Most of us remember the time that Donald Trump jumped on the anti-vaxxer bandwagon when he decided that he wanted to get the vote of scientifically ignorant people. He punched out a stupid comment on Twitter about it and was met with a lot of well-deserved criticism. He was pretty quiet about it after that, but it turns out that he didn’t stop at just a Tweet.
It’s been discovered that Trump’s shady charity donated $10,000 in funds to an anti-vaccine organization started by Jenny McCarthy. The news was broken by The Daily Beast, who contacted both the Trump campaign and McCarthy regarding the discovery. Neither have responded to requests for comment.
It’s one thing for a politician to try to pander to people for votes. As unfortunate as it is, it happens regularly. However, Trump gave real cash to a so-called charity whose only purpose is to misinform parents and put their children’s health and perhaps lives, in danger.
McCarthy has been an anti-vax crusader since 2007, citing discredited so-called studies she found online because she has an autistic son. McCarthy was quoted as saying “The University of Google is where I got my degree from,” during one of her interviews. That says everything you ever need to know about Jenny McCarthy’s credibility.
McCarthy’s charity, called Generation Rescue, is the place to which Trump gave his money. The organization promotes quackery such as “alternative vaccination physicians,” and a grant program that helps autistic families with nutrition supplements and “dietary intervention training.”
McCarthy herself claimed to have made medical history by curing her son’s so-called “vaccine-triggered autism” through something she calls bio-medical treatment. This involves changing diet, taking vitamins and “detoxing” his body from metals. ALL of these things are pure science fiction and Trump paid $10,000 to promote this nonsense.
Trump and McCarthy are doing something very dangerous. They’re convincing parents that autism is something more dangerous to their children than things like Polio or Measles.
Vaccines work. Period.

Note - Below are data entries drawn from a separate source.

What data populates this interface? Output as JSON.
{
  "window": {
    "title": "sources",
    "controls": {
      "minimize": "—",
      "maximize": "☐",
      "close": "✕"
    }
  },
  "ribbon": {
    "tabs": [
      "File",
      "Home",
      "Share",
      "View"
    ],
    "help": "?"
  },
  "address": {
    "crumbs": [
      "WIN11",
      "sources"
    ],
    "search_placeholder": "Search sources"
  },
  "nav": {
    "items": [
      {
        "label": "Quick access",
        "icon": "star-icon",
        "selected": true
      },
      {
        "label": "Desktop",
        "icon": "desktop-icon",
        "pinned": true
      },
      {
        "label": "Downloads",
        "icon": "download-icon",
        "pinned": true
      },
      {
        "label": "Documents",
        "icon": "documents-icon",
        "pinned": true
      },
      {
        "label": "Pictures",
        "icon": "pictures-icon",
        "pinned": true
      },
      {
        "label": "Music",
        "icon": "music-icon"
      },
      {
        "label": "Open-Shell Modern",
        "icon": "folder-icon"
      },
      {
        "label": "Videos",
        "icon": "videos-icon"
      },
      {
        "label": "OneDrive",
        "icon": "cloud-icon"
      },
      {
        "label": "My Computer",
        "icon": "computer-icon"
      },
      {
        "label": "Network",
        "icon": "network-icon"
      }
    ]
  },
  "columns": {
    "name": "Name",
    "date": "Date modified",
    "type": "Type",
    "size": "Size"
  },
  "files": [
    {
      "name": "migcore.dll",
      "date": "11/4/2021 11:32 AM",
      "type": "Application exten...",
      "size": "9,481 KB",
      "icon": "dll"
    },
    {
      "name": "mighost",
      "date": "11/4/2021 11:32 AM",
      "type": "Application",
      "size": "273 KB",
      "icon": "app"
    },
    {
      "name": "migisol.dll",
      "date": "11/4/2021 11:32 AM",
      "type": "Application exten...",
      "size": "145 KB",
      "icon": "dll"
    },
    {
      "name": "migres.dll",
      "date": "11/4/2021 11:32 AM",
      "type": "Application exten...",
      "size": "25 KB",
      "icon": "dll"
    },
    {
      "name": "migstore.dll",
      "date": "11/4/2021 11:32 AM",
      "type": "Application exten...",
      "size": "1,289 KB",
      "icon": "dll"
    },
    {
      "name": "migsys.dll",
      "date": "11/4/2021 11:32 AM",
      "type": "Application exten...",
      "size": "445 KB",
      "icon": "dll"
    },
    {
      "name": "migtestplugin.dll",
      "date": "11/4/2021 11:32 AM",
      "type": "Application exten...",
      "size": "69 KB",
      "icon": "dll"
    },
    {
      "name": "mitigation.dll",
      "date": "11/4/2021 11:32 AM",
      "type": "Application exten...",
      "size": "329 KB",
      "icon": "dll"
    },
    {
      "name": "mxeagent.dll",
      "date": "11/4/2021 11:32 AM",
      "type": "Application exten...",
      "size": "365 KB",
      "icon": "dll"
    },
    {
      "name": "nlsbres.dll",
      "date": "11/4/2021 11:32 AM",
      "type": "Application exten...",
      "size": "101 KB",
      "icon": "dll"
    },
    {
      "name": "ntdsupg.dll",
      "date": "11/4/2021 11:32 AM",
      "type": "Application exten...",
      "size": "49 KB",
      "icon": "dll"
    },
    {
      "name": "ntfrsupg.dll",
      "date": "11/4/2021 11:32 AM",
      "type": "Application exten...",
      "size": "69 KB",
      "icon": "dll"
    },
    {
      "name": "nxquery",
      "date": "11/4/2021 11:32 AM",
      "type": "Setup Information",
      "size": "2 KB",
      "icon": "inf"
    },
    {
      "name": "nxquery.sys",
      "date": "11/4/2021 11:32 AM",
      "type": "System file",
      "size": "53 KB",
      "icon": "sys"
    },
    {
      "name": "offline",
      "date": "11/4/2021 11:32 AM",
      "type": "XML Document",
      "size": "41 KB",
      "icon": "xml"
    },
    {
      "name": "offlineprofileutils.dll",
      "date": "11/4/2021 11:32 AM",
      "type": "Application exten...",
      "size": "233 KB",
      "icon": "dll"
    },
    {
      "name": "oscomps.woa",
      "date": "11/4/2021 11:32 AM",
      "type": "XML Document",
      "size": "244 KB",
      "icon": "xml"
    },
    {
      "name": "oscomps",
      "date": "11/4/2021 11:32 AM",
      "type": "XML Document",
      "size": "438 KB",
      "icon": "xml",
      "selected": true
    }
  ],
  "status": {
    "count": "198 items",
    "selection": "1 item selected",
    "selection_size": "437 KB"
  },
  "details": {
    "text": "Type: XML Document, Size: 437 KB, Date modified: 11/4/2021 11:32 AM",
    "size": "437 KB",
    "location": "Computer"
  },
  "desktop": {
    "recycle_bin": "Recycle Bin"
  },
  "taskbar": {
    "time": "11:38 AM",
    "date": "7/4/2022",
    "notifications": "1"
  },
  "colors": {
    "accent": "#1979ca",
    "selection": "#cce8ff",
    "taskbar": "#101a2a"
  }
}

If Trump or anyone else wants to help autistic children, they need to help fund and support organizations that help parents manage their children’s conditions and educate them on factual science about autism, instead of encouraging them to do something that is just a waste of time and money — or worse yet, dangerous to their own child.
Featured image via YouTube